At some point in our life as a student, we all know that secretly looking at answers stashed in hidden places during non-open book examinations constitutes outright cheating. Beyond the confines of the exam hall, the lines of academic integrity can be easily blurred when a student’s work is graded subjectively.
The debate over what constitutes cheating isn’t new in academia, and the discourse has gone more heated as online learning becomes commonplace. Deliberately falsifying information, misrepresenting data, obscuring facts by omission, and plagiarised work are all clear-cut examples of dishonesty that can result in suspension or expulsion from universities.
In principle, engaging in a third-party service incognito and claiming the result as your original work would fall under the banner of plagiarism. There’s an official term for it: “contract cheating”. While seemingly harmless if undetected, it undermines honesty and authenticity, which are core tenets of the learning process. Taking credit for someone else’s handiwork, even if there’s mutual agreement on both sides, is technically no different than presenting your classmate’s research as your own.
These services tend to be cheap and have a high turnaround rate, and some companies even offer model essays up for purchase. A survey of Australian university students found that as many as six percent out of 14,000 students surveyed admitted to “outsourcing behaviours”, while 15% of them had bought, sold, or traded notes.
“Academic misconduct can be a learning and cultural issue,” writes Peter Hurley, Policy Fellow at Mitchell Institute at Victoria University. Many students, particularly when they are new to higher education, are simply not aware [of] what constitutes academic misconduct.”
Alternatives to assignment helpers
Aside from familiarising yourself with university policies on cheating, doing your part as a student means cultivating honesty even when the easy way out is available. Instead of resorting to essay mills, consider these options:
Talk to your professors — Explain your situation as best as you can, and ask for an extension. Professors were once students too, and more often than not, they have your best interests at hand. Set a fair and realistic date to hand in your work. If you feel stuck about your tasks, don’t be afraid to ask for clarification on how to proceed.
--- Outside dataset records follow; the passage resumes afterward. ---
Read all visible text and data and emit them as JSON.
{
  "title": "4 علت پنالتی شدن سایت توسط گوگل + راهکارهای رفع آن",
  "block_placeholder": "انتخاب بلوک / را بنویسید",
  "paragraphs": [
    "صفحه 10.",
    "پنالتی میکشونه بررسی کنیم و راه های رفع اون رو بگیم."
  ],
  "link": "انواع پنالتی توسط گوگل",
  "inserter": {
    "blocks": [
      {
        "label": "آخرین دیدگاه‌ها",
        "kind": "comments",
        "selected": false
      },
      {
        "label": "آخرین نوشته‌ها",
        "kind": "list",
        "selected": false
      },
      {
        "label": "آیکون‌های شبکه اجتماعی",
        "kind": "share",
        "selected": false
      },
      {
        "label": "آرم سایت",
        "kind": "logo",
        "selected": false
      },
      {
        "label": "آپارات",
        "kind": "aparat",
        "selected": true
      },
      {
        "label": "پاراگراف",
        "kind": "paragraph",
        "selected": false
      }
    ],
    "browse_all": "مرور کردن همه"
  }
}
Consult a writing advisor — Tap into the free services of your university’s writing centre. Resident writing coaches help you to break down the writing process and can offer you useful pointers on how to improve a draft. They can also work with you to navigate anxiety and negative feelings around writing, and devise practical steps for you to overcome them.
Consult your peers — Who better to help you out than a classmate who’s done well, especially those who excel under pressure at the last-minute? Ask how they approach, research, and execute a particular assignment. Sometimes your fear of failure overrides your own capability of producing a miracle from a last-ditch effort. You just need to learn how to do them effectively, which is better than handing in plagiarised work.